“The research proved incredibly enlightening”, says Candidate’s Managing Partner Colin Telford: “Whilst we hoped it would help identify some of the reasons behind the skills shortage what we didn’t expect to discover were essentially two separate cultures – one predominantly redbrick, the other, graduates of specialist digital marketing courses, both with their own sets of values and motivations and both failing to fully appreciate the needs of the other.”
The divide revealed itself in a variety of ways throughout the research. For instance 100% of senior respondents saw strong interpersonal, client handling and negotiation skills as more important than computing or internet related skills.

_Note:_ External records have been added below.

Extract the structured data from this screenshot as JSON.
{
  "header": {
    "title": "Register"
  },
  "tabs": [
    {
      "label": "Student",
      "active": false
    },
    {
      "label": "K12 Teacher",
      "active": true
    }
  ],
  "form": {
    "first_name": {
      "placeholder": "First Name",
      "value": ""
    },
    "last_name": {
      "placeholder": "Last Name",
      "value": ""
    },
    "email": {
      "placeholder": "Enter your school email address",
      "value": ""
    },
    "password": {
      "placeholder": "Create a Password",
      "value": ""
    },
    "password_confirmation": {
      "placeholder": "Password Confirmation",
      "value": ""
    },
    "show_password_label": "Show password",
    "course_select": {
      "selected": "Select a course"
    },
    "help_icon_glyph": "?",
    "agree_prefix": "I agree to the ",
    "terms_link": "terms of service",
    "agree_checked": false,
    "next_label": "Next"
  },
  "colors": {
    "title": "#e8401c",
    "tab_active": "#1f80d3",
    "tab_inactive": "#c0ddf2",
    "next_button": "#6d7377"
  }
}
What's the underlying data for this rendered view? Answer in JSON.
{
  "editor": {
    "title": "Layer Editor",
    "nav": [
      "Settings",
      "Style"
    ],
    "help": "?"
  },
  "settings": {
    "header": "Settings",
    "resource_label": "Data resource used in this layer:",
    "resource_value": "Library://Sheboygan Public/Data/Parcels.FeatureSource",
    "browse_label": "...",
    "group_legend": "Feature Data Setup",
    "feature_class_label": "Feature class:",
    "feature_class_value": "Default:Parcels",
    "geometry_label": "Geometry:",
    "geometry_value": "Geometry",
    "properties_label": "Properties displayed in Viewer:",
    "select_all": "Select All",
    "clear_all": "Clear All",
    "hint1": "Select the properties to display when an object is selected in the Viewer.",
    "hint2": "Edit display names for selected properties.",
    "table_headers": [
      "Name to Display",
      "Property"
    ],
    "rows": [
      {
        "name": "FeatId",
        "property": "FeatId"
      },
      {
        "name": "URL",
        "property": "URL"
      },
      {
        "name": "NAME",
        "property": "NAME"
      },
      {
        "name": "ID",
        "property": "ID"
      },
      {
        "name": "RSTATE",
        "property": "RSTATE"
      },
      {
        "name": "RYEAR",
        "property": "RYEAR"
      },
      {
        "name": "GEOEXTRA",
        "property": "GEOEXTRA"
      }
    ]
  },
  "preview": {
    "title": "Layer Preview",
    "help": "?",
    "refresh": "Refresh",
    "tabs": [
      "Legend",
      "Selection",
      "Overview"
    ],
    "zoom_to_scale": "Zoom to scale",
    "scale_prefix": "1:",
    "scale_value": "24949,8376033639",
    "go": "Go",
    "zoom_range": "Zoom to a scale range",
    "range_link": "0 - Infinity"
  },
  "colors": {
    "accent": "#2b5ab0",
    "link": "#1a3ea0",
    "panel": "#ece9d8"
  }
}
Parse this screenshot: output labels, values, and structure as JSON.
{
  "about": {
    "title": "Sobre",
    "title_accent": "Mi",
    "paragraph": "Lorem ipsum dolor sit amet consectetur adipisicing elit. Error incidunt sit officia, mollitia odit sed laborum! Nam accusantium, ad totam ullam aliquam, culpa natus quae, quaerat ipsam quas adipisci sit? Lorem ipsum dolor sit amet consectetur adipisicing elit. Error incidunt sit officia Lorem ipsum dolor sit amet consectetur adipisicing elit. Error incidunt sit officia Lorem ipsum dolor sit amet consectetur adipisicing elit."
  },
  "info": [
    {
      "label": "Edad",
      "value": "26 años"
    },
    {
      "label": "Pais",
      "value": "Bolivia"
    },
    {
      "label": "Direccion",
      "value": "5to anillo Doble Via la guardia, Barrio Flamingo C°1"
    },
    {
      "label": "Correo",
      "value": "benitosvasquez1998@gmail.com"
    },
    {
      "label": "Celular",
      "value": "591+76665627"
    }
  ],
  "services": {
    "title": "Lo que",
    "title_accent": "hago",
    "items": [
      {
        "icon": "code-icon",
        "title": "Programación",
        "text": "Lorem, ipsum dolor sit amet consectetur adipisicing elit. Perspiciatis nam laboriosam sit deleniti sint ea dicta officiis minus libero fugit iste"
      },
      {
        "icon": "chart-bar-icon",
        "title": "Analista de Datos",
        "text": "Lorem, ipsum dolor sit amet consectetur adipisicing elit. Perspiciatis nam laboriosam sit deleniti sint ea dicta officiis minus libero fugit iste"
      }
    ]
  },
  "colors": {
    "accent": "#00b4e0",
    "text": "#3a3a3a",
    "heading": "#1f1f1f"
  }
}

By contrast more than a third of junior respondents believed creative and technical skills were the most important.
Another example was the marked contrast in salary outlooks. 50% of junior digital marketers believing that salaries would increase by 5-10% over the next twelve months compared to the majority of senior management who see salaries increasing in line with inflation.
Says Candidate’s Brian Matthews: “The closer we looked at the data the more obvious the gap appeared. For example, junior graduates place such a high priority on training that it came out as the single biggest reason that they left their first role. Office location and social factors are also important again outweighing salary as priorities, issues that barely ranked for more senior staff,” Matthews continued, “If agencies don’t clearly understand candidates then how can they expect to appeal to them? On the other hand if candidates fail to appreciate how an agency thinks, how it prioritises then of course there will inevitably frustrations.”
What’s clear from Candidate’s research is that addressing the skills shortage requires a form of realignment – for agencies and candidates to sync better. Not only do agency management call the recruitment shots but it’s clearly in their interests to start developing a better, more nuanced candidate understanding. Candidates too, particularly vocational graduates would be wise to put themselves in the shoes of potential employers and consider the kinds of non technical skills and that their prospective employer valuables.